Data for the task: Begin

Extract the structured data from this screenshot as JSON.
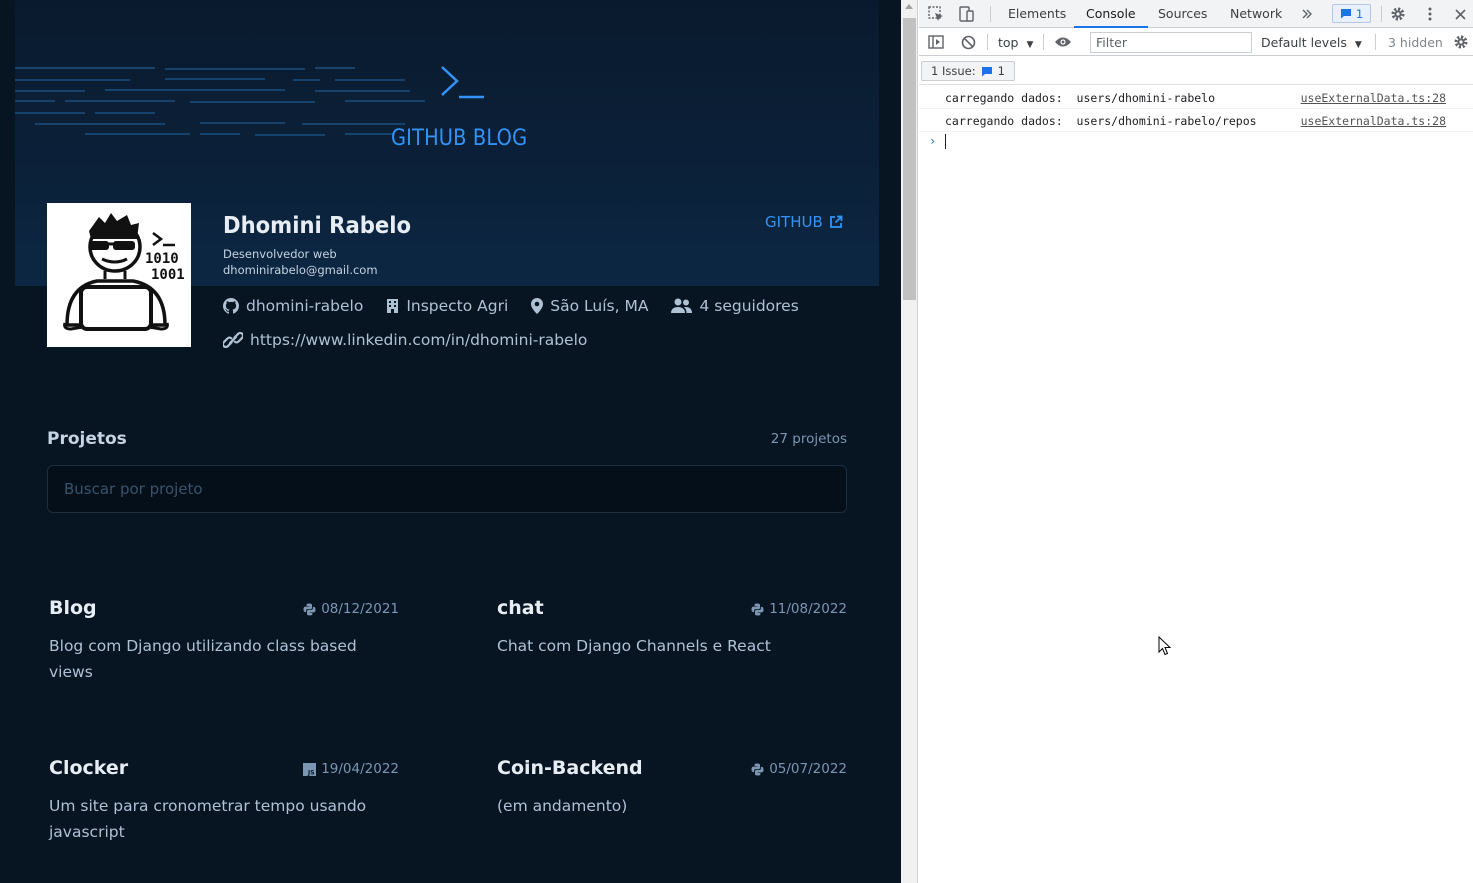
{
  "blog": {
    "logo_text": "GITHUB BLOG",
    "profile": {
      "name": "Dhomini Rabelo",
      "role": "Desenvolvedor web",
      "email": "dhominirabelo@gmail.com",
      "github_label": "GITHUB",
      "username": "dhomini-rabelo",
      "company": "Inspecto Agri",
      "location": "São Luís, MA",
      "followers": "4 seguidores",
      "website": "https://www.linkedin.com/in/dhomini-rabelo"
    },
    "projects": {
      "title": "Projetos",
      "count": "27 projetos",
      "search_placeholder": "Buscar por projeto"
    },
    "posts": [
      {
        "title": "Blog",
        "date": "08/12/2021",
        "icon": "python-icon",
        "description": "Blog com Django utilizando class based views"
      },
      {
        "title": "chat",
        "date": "11/08/2022",
        "icon": "python-icon",
        "description": "Chat com Django Channels e React"
      },
      {
        "title": "Clocker",
        "date": "19/04/2022",
        "icon": "javascript-icon",
        "description": "Um site para cronometrar tempo usando javascript"
      },
      {
        "title": "Coin-Backend",
        "date": "05/07/2022",
        "icon": "python-icon",
        "description": "(em andamento)"
      }
    ]
  },
  "devtools": {
    "tabs": [
      "Elements",
      "Console",
      "Sources",
      "Network"
    ],
    "active_tab": "Console",
    "issues_badge": "1",
    "context": "top",
    "filter_placeholder": "Filter",
    "levels": "Default levels",
    "hidden": "3 hidden",
    "issues_label": "1 Issue:",
    "issues_count": "1",
    "messages": [
      {
        "text": "carregando dados:  users/dhomini-rabelo",
        "source": "useExternalData.ts:28"
      },
      {
        "text": "carregando dados:  users/dhomini-rabelo/repos",
        "source": "useExternalData.ts:28"
      }
    ]
  },
  "colors": {
    "accent": "#3294f8",
    "background": "#071422",
    "hero": "#0b2038",
    "devtools_accent": "#1a73e8"
  }
}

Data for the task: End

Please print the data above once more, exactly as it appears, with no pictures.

Extract the structured data from this screenshot as JSON.
{
  "blog": {
    "logo_text": "GITHUB BLOG",
    "profile": {
      "name": "Dhomini Rabelo",
      "role": "Desenvolvedor web",
      "email": "dhominirabelo@gmail.com",
      "github_label": "GITHUB",
      "username": "dhomini-rabelo",
      "company": "Inspecto Agri",
      "location": "São Luís, MA",
      "followers": "4 seguidores",
      "website": "https://www.linkedin.com/in/dhomini-rabelo"
    },
    "projects": {
      "title": "Projetos",
      "count": "27 projetos",
      "search_placeholder": "Buscar por projeto"
    },
    "posts": [
      {
        "title": "Blog",
        "date": "08/12/2021",
        "icon": "python-icon",
        "description": "Blog com Django utilizando class based views"
      },
      {
        "title": "chat",
        "date": "11/08/2022",
        "icon": "python-icon",
        "description": "Chat com Django Channels e React"
      },
      {
        "title": "Clocker",
        "date": "19/04/2022",
        "icon": "javascript-icon",
        "description": "Um site para cronometrar tempo usando javascript"
      },
      {
        "title": "Coin-Backend",
        "date": "05/07/2022",
        "icon": "python-icon",
        "description": "(em andamento)"
      }
    ]
  },
  "devtools": {
    "tabs": [
      "Elements",
      "Console",
      "Sources",
      "Network"
    ],
    "active_tab": "Console",
    "issues_badge": "1",
    "context": "top",
    "filter_placeholder": "Filter",
    "levels": "Default levels",
    "hidden": "3 hidden",
    "issues_label": "1 Issue:",
    "issues_count": "1",
    "messages": [
      {
        "text": "carregando dados:  users/dhomini-rabelo",
        "source": "useExternalData.ts:28"
      },
      {
        "text": "carregando dados:  users/dhomini-rabelo/repos",
        "source": "useExternalData.ts:28"
      }
    ]
  },
  "colors": {
    "accent": "#3294f8",
    "background": "#071422",
    "hero": "#0b2038",
    "devtools_accent": "#1a73e8"
  }
}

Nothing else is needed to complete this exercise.